Peter Marcuse, Presente!
Over the next several days Progressive City will be posting a series of tributes to Peter Marcuse (1928-2022), influential planning scholar, practitioner, and activist. Peter was a long-time Planners Network member and founding editor of Progressive City: Radical Alternatives online magazine and Progressive Planning magazine (our print predecessor).
Throughout the world, Peter Marcuse was known as one of the leading scholars in the fields of housing, urbanism and planning. His list of publications and awards is impressive. However, somewhat less appreciated is his lifelong commitment to progressive and radical urban theory and practice. Indeed, Peter was solidly on the side of the activists and organizers who moved beyond the academy, bridging the gap between theory and practice and staking out more forward-looking and radical approaches to urbanism. During the Civil Rights era he was part of Planners for Equal Opportunity and supported Planners Network since it started in 1975. Peter was a regular participant in local and national Planners Network meetings and conferences and a featured speaker at many of them. He keynoted the PN conference held in Ciudad Juárez, México. Peter was a regular contributor to PN publications including the newsletter, Progressive Planning Magazine and progressivecity.net.
I had the enormous privilege of knowing and working with Peter for almost five decades. When he chaired the urban planning program at Columbia University he recruited me to join the faculty. I was inspired working alongside Jackie Leavitt and others that he recruited. Around this time Peter organized a conference that gave voice to radical approaches to democratic reforms to the New York City Charter that called for community control and challenged the mainstream proposals which were stifling the voices arising from the grassroots and civil rights movements. He also got involved in and chaired a local community board.

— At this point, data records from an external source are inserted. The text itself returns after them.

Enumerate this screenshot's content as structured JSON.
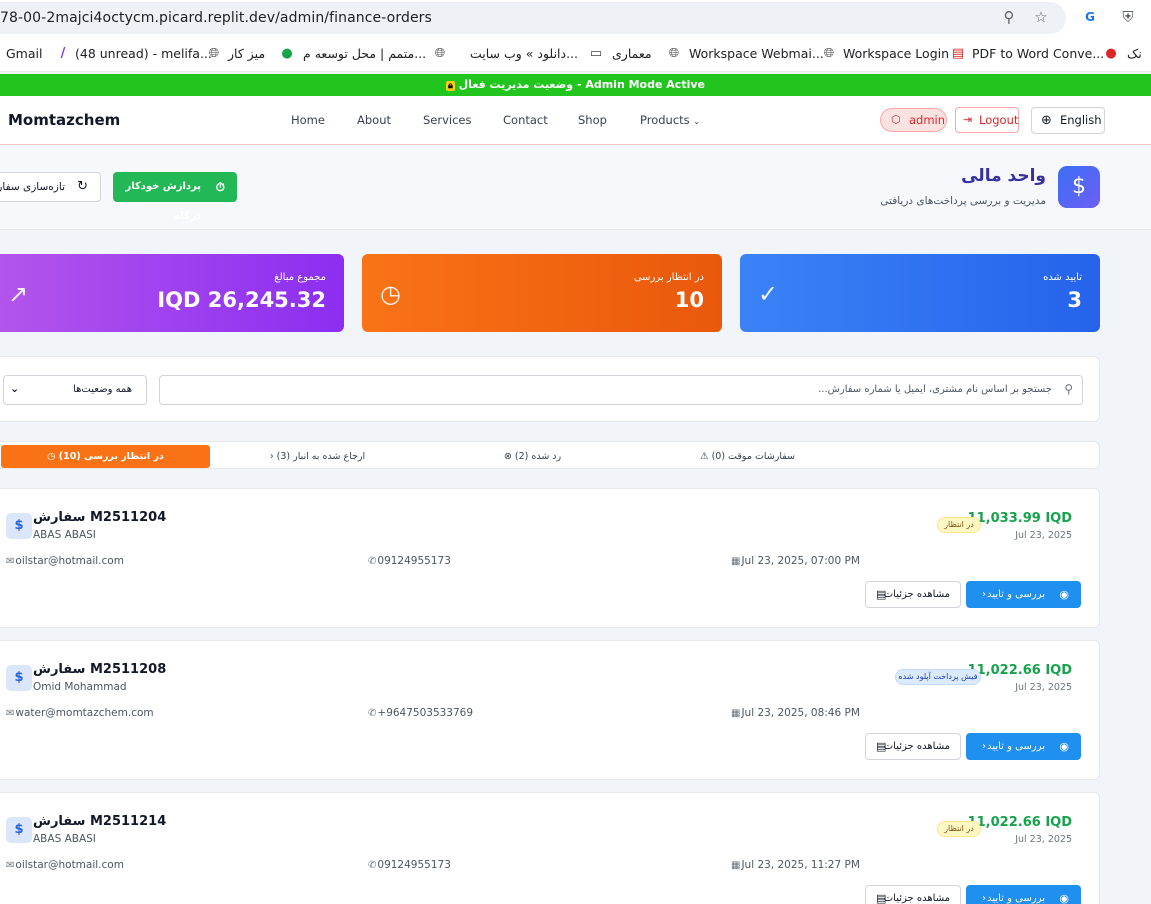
{
  "browser": {
    "url": "78-00-2majci4octycm.picard.replit.dev/admin/finance-orders",
    "bookmarks": [
      {
        "label": "Gmail"
      },
      {
        "label": "(48 unread) - melifa..."
      },
      {
        "label": "میز کار"
      },
      {
        "label": "متمم | محل توسعه م..."
      },
      {
        "label": "دانلود » وب سایت..."
      },
      {
        "label": "معماری"
      },
      {
        "label": "Workspace Webmai..."
      },
      {
        "label": "Workspace Login"
      },
      {
        "label": "PDF to Word Conve..."
      },
      {
        "label": "نک"
      }
    ]
  },
  "admin_bar": {
    "text": "وضعیت مدیریت فعال - Admin Mode Active"
  },
  "nav": {
    "brand": "Momtazchem",
    "links": [
      "Home",
      "About",
      "Services",
      "Contact",
      "Shop",
      "Products"
    ],
    "admin_pill": "admin",
    "logout": "Logout",
    "language": "English"
  },
  "header": {
    "title": "واحد مالی",
    "subtitle": "مدیریت و بررسی پرداخت‌های دریافتی",
    "auto_btn": "پردازش خودکار درگاه",
    "refresh_btn": "تازه‌سازی سفارشات"
  },
  "stats": {
    "total": {
      "label": "مجموع مبالغ",
      "value": "IQD 26,245.32"
    },
    "pending": {
      "label": "در انتظار بررسی",
      "value": "10"
    },
    "approved": {
      "label": "تایید شده",
      "value": "3"
    }
  },
  "filters": {
    "search_placeholder": "جستجو بر اساس نام مشتری، ایمیل یا شماره سفارش...",
    "status_select": "همه وضعیت‌ها"
  },
  "tabs": [
    {
      "label": "در انتظار بررسی (10)",
      "active": true
    },
    {
      "label": "ارجاع شده به انبار (3)"
    },
    {
      "label": "رد شده (2)"
    },
    {
      "label": "سفارشات موقت (0)"
    }
  ],
  "orders": [
    {
      "id": "سفارش M2511204",
      "customer": "ABAS ABASI",
      "amount": "11,033.99 IQD",
      "date_short": "Jul 23, 2025",
      "status": "در انتظار",
      "email": "oilstar@hotmail.com",
      "phone": "09124955173",
      "datetime": "Jul 23, 2025, 07:00 PM",
      "review_btn": "بررسی و تایید",
      "details_btn": "مشاهده جزئیات"
    },
    {
      "id": "سفارش M2511208",
      "customer": "Omid Mohammad",
      "amount": "11,022.66 IQD",
      "date_short": "Jul 23, 2025",
      "status": "فیش پرداخت آپلود شده",
      "email": "water@momtazchem.com",
      "phone": "+9647503533769",
      "datetime": "Jul 23, 2025, 08:46 PM",
      "review_btn": "بررسی و تایید",
      "details_btn": "مشاهده جزئیات"
    },
    {
      "id": "سفارش M2511214",
      "customer": "ABAS ABASI",
      "amount": "11,022.66 IQD",
      "date_short": "Jul 23, 2025",
      "status": "در انتظار",
      "email": "oilstar@hotmail.com",
      "phone": "09124955173",
      "datetime": "Jul 23, 2025, 11:27 PM",
      "review_btn": "بررسی و تایید",
      "details_btn": "مشاهده جزئیات"
    }
  ],
  "colors": {
    "admin_bar": "#22c51e",
    "accent_green": "#16a34a",
    "stat_purple": "#9333ea",
    "stat_orange": "#f97316",
    "stat_blue": "#3b82f6",
    "review_button": "#1f8ff0"
  },
  "icons": {
    "zoom": "zoom-icon",
    "star": "star-icon",
    "translate": "translate-icon",
    "shield": "shield-icon",
    "dollar": "dollar-icon",
    "refresh": "refresh-icon",
    "timer": "timer-icon",
    "trending": "trending-up-icon",
    "clock": "clock-icon",
    "check": "check-circle-icon",
    "search": "search-icon",
    "mail": "mail-icon",
    "phone": "phone-icon",
    "calendar": "calendar-icon",
    "eye": "eye-icon",
    "document": "document-icon"
  }
}
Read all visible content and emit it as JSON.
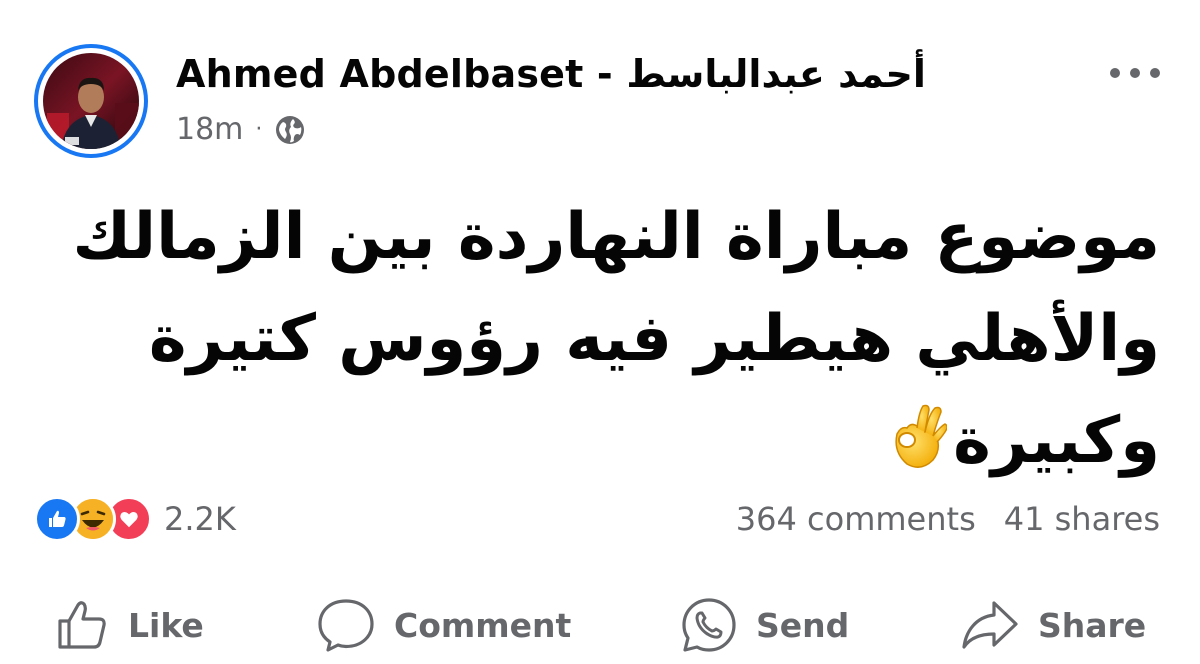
{
  "post": {
    "author_name": "Ahmed Abdelbaset - أحمد عبدالباسط",
    "time": "18m",
    "separator": "·",
    "privacy_icon": "globe-icon",
    "text_lines": [
      "موضوع مباراة النهاردة بين الزمالك",
      "والأهلي هيطير فيه رؤوس كتيرة",
      "وكبيرة"
    ],
    "emoji": "ok-hand"
  },
  "reactions": {
    "icons": [
      "like-reaction-icon",
      "haha-reaction-icon",
      "love-reaction-icon"
    ],
    "count": "2.2K"
  },
  "stats": {
    "comments": "364 comments",
    "shares": "41 shares"
  },
  "actions": {
    "like": "Like",
    "comment": "Comment",
    "send": "Send",
    "share": "Share"
  },
  "colors": {
    "accent": "#1877f2",
    "secondary_text": "#65676b",
    "primary_text": "#050505",
    "love": "#f33e58",
    "haha": "#f7b125"
  }
}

In the decades I knew him I experienced many times a quality that Peter exercised consistently: solidarity with urban social movements, in particular those calling for radical changes in policy and practices. In New York City Peter was a valuable resource for local activists and actively engaged in numerous campaigns. We were both part of the Right to the City Coalition and supported initiatives led by Picture the Homeless and other campaigns for housing justice. Peter was a prominent advocate for tenant rights and rent regulations and a central figure in the rise of a citywide movement promoting community land trusts. He was often the most prominent among the small group of academics engaged with community-based movements calling for radical social change and progressive politics. He was also a frequent panelist at the Left Forum and The NY Marxist School, where he and I jointly taught a course on housing. He was an outspoken critic of the policies guiding the rebuilding of Manhattan after 9/11.
In his many publications over his lifetime, Peter demonstrated his characteristic wisdom and generosity of spirit. In addition to his own extensive publications, he supported and participated in numerous book projects that boosted the work and profile of young and emerging scholars. In the panels he participated in he often demonstrated an uncanny ability to distill complex issues that were on the table into a maximum of three or four points, frequently in the form of proposals around which we could move forward. This would demonstrate how his experience as a practicing lawyer overlapped with his lifelong commitment to transformative planning.
I will never forget my visit with Peter in Berlin. It was 1990, around the time the Berlin Wall came down. I blithely suggested to him that this could be an opportunity to get rid of the worst on both sides of the wall and build on the best. Peter quickly crushed my naïve hopes. He spoke fluent German and had spent enough time on the Eastern side of the Wall to see that the system was already in the process of collapsing. Peter was born in Germany and had fled the Nazi regime with his family (his father was the distinguished social scientist Herbert Marcuse). Thus Peter characteristically understood the power of politics and place.
Presente compañero Peter!
Tom Angotti, New York
Tom Angotti is an editor of Progressive City and Professor Emeritus, Hunter College and The Graduate Center, City University of New York. firstname.lastname@example.org.